**RECORD SET**:
'''

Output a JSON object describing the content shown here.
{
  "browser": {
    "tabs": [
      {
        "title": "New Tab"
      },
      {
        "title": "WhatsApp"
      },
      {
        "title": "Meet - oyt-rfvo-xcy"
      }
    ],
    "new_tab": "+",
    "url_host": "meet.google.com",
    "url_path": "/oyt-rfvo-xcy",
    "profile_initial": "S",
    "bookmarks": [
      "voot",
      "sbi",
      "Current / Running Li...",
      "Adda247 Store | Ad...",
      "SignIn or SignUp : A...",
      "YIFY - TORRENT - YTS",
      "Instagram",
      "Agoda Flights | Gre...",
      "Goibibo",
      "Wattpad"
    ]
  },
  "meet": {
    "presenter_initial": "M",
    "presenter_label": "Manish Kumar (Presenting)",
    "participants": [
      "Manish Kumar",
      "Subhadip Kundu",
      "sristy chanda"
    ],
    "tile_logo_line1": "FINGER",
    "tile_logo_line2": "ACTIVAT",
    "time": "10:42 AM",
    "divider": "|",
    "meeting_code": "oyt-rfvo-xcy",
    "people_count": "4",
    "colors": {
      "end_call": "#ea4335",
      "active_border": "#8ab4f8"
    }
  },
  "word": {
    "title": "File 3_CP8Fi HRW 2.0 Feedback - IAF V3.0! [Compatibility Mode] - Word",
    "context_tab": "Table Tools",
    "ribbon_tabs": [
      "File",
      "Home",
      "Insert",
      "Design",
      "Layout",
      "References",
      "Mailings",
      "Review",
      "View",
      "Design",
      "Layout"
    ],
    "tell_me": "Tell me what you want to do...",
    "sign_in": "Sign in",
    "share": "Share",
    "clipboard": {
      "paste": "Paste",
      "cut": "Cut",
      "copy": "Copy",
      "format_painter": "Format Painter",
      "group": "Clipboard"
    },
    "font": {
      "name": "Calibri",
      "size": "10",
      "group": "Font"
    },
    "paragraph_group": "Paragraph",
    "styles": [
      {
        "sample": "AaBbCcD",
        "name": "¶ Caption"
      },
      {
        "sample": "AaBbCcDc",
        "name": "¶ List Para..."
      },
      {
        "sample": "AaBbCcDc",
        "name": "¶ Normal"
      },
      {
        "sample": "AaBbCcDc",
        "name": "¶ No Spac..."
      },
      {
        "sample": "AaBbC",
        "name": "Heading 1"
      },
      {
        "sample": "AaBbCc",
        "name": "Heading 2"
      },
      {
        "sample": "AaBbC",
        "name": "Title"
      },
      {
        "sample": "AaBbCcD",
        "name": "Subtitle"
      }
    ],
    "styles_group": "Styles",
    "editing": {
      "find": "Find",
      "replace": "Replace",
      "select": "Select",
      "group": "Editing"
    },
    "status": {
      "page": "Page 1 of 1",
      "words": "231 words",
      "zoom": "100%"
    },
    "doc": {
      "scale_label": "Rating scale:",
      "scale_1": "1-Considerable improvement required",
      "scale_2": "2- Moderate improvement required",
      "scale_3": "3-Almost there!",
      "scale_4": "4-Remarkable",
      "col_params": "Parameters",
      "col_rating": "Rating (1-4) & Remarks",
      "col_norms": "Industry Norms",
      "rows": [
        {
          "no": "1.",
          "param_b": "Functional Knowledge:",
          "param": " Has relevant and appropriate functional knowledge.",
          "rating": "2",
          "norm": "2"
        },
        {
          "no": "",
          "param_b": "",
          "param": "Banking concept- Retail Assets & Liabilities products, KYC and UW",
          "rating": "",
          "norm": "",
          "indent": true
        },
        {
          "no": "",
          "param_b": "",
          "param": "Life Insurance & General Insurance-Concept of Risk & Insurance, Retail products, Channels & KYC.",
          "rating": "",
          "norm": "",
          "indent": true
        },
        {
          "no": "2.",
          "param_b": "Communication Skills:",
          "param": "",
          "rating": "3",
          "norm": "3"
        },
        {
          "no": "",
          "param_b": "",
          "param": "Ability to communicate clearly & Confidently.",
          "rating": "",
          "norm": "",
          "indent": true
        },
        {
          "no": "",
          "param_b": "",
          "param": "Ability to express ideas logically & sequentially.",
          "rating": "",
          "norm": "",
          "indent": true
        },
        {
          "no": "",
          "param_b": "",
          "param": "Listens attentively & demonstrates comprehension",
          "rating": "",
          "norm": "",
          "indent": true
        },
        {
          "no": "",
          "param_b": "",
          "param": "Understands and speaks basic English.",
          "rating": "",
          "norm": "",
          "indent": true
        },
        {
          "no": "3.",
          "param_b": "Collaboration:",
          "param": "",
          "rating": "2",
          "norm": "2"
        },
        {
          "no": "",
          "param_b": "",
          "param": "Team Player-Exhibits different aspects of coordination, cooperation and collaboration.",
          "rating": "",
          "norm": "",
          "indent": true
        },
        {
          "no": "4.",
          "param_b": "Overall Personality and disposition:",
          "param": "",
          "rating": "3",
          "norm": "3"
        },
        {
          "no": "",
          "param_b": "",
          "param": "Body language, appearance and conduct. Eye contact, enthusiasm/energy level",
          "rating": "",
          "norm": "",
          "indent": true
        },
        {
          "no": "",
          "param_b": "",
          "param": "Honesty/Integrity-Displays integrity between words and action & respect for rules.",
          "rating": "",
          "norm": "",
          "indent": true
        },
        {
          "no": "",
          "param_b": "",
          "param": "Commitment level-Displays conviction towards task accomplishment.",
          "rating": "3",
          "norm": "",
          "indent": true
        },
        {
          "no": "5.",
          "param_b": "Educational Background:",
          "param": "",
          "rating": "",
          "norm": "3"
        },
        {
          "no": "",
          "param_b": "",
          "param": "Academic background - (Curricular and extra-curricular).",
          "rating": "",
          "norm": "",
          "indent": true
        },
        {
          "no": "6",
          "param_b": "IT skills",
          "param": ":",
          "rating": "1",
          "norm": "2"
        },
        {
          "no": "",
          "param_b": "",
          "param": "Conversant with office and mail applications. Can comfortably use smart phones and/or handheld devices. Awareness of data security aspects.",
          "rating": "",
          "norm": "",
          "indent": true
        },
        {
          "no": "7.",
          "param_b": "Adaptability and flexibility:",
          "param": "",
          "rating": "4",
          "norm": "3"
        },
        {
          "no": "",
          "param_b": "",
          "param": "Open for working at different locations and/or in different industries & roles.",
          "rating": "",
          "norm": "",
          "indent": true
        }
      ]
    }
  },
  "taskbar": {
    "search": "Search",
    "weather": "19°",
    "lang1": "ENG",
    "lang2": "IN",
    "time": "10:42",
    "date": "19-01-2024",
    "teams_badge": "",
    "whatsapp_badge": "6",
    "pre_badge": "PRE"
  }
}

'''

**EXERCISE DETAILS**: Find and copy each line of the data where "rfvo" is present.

**THE ANSWER**:
        "title": "Meet - oyt-rfvo-xcy"
    "url_path": "/oyt-rfvo-xcy",
    "meeting_code": "oyt-rfvo-xcy",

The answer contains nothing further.